Though the entries contain pictures, the copy you make should hold only the rest, exactly as written.

Source data:
================
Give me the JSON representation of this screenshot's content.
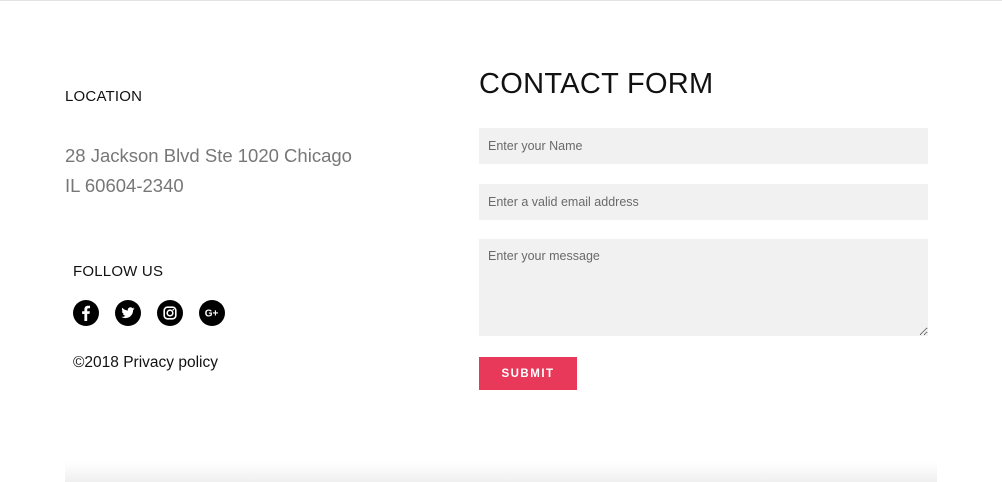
{
  "location": {
    "heading": "LOCATION",
    "address_line1": "28 Jackson Blvd Ste 1020 Chicago",
    "address_line2": "IL 60604-2340"
  },
  "follow": {
    "heading": "FOLLOW US",
    "icons": [
      "facebook-icon",
      "twitter-icon",
      "instagram-icon",
      "google-plus-icon"
    ]
  },
  "footer": {
    "copyright": "©2018 Privacy policy"
  },
  "contact_form": {
    "title": "CONTACT FORM",
    "name_placeholder": "Enter your Name",
    "email_placeholder": "Enter a valid email address",
    "message_placeholder": "Enter your message",
    "submit_label": "SUBMIT"
  },
  "colors": {
    "accent": "#e8395a",
    "field_background": "#f1f1f1",
    "address_text": "#777777"
  }
}
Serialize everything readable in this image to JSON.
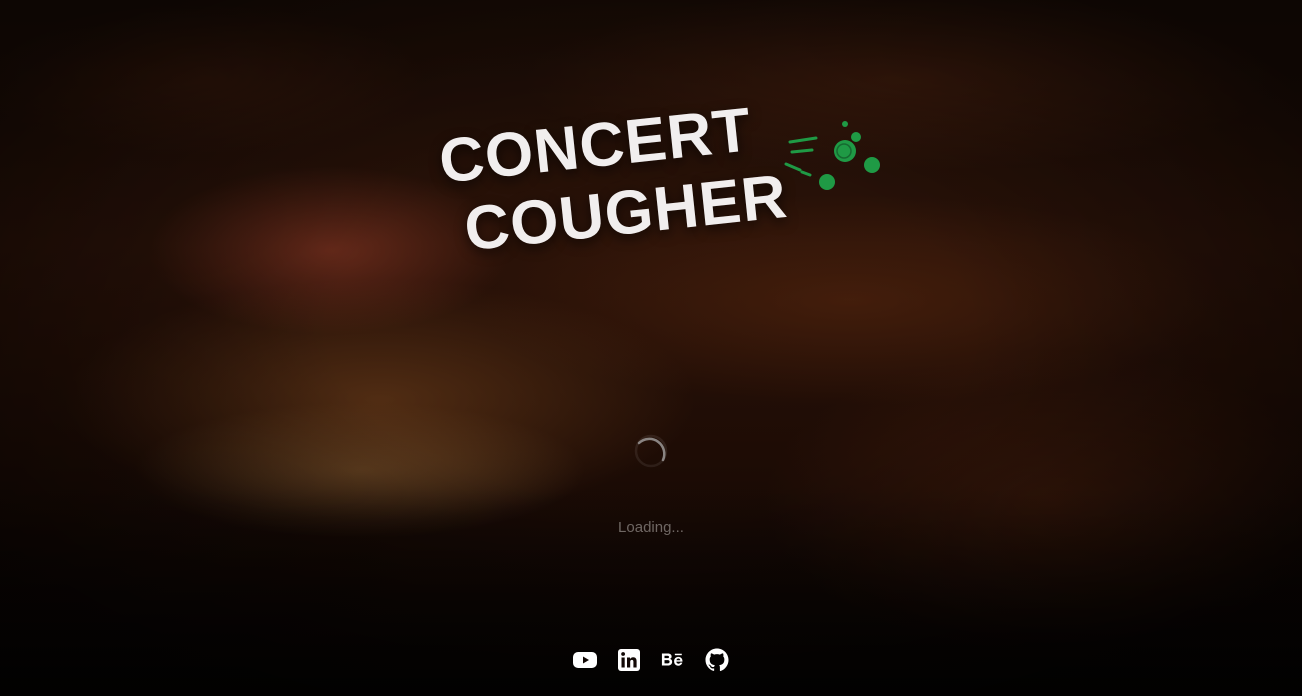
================
Result of this exercise:
Give me the JSON representation of this screenshot's content.
{
  "location": {
    "heading": "LOCATION",
    "address_line1": "28 Jackson Blvd Ste 1020 Chicago",
    "address_line2": "IL 60604-2340"
  },
  "follow": {
    "heading": "FOLLOW US",
    "icons": [
      "facebook-icon",
      "twitter-icon",
      "instagram-icon",
      "google-plus-icon"
    ]
  },
  "footer": {
    "copyright": "©2018 Privacy policy"
  },
  "contact_form": {
    "title": "CONTACT FORM",
    "name_placeholder": "Enter your Name",
    "email_placeholder": "Enter a valid email address",
    "message_placeholder": "Enter your message",
    "submit_label": "SUBMIT"
  },
  "colors": {
    "accent": "#e8395a",
    "field_background": "#f1f1f1",
    "address_text": "#777777"
  }
}
Serialize everything readable in this image to JSON.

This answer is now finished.